Ravens full owner Steve Bisciotti didn't become an NFL owner overnight. It took time, patience and creating a business that could give him the funds to join such a notorious and lofty club. It also took late owner Art Modell's blessing and willingness to move on after owning the Ravens for 8 years and the Browns for 34 years before moving them to Baltimore.
Garrett Downing of the Baltimore Ravens' own website took a look at Bisciotti's hiring process and exactly how head coach John Harbaugh responded. With a single question, Bisciotti was able to not only gauge the responsiveness of his soon to be head coach, but provide a little insight to how he wanted things to be ran.
My question to him was, ‘If, by a strange twist of fate, I gave you the job today but told you that you could only spend 100 hours in this facility from now until the kickoff of the first game, how would you spend those 100 hours?’
Like most interviewees, Harbaugh had a difficult time answering the question. Before Bisciotti left the room for a few minutes, Harbaugh could only ask "I’m going to get this wrong, aren’t I?"
Ultimately Harbaugh answered and was granted the position, which he has excelled at over his career here in Baltimore. What is truly telling is exactly what Bisciotti was looking for.
Bisciotti stressed to Harbaugh the importance of connecting with his players on individual levels.

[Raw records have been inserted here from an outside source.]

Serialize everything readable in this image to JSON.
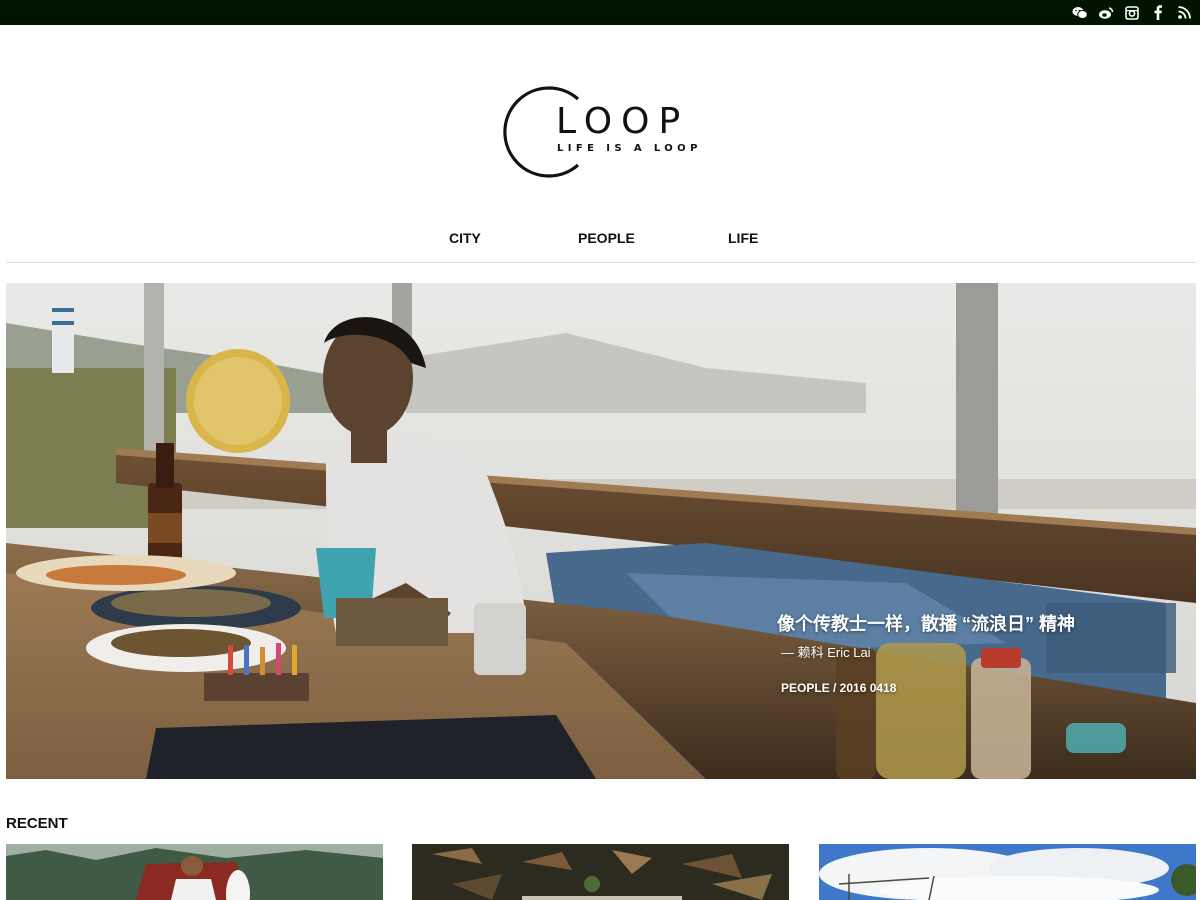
{
  "social": {
    "items": [
      {
        "name": "wechat-icon"
      },
      {
        "name": "weibo-icon"
      },
      {
        "name": "instagram-icon"
      },
      {
        "name": "facebook-icon"
      },
      {
        "name": "rss-icon"
      }
    ]
  },
  "logo": {
    "wordmark": "LOOP",
    "tagline": "LIFE IS A LOOP"
  },
  "nav": {
    "city": "CITY",
    "people": "PEOPLE",
    "life": "LIFE"
  },
  "hero": {
    "title": "像个传教士一样，散播 “流浪日” 精神",
    "author": "— 赖科 Eric Lai",
    "meta": "PEOPLE / 2016 0418"
  },
  "recent": {
    "heading": "RECENT"
  },
  "colors": {
    "topbar": "#001400",
    "text": "#111111",
    "rule": "#dcdcdc"
  }
}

Going back to his original question about the 100 hours, Bisciotti explained that he would want his new coach to spend 20 hours talking with him and General Manager Ozzie Newsome, another 20 hours with the coaching staff, and then 60 hours meeting with each player individually for an hour.
That is something that gives us some insight on why the head coach before Harbaugh, Brian Billick, was let go somewhat surprisingly.
Billick was a winning head coach, bringing the city it's first Lombardi with purple colors, and amassing a record of 85-67-0. It wasn't the fact that the Ravens went 5-11 in 2007 that led Billick to his fate, it was the reported locker room divide that did him in. There had been rumors swirling for some time that Billick had allowed the players to get "soft" and would play favorites. That type of leadership had the locker room at odds against each other, most notably the offense versus the defense.
After 8 seasons, Billick had lost touch with the majority of his players and he wasn't able to get as much out of them as was needed to field a competitive team. John Harbaugh came in and with the introduction of quarterback Joe Flacco, was able to right the ship through being equally tough and loving on his players. One can only assume that in addition to Harbaugh's personality, Bisciotti's approach to building an organization has stuck with him.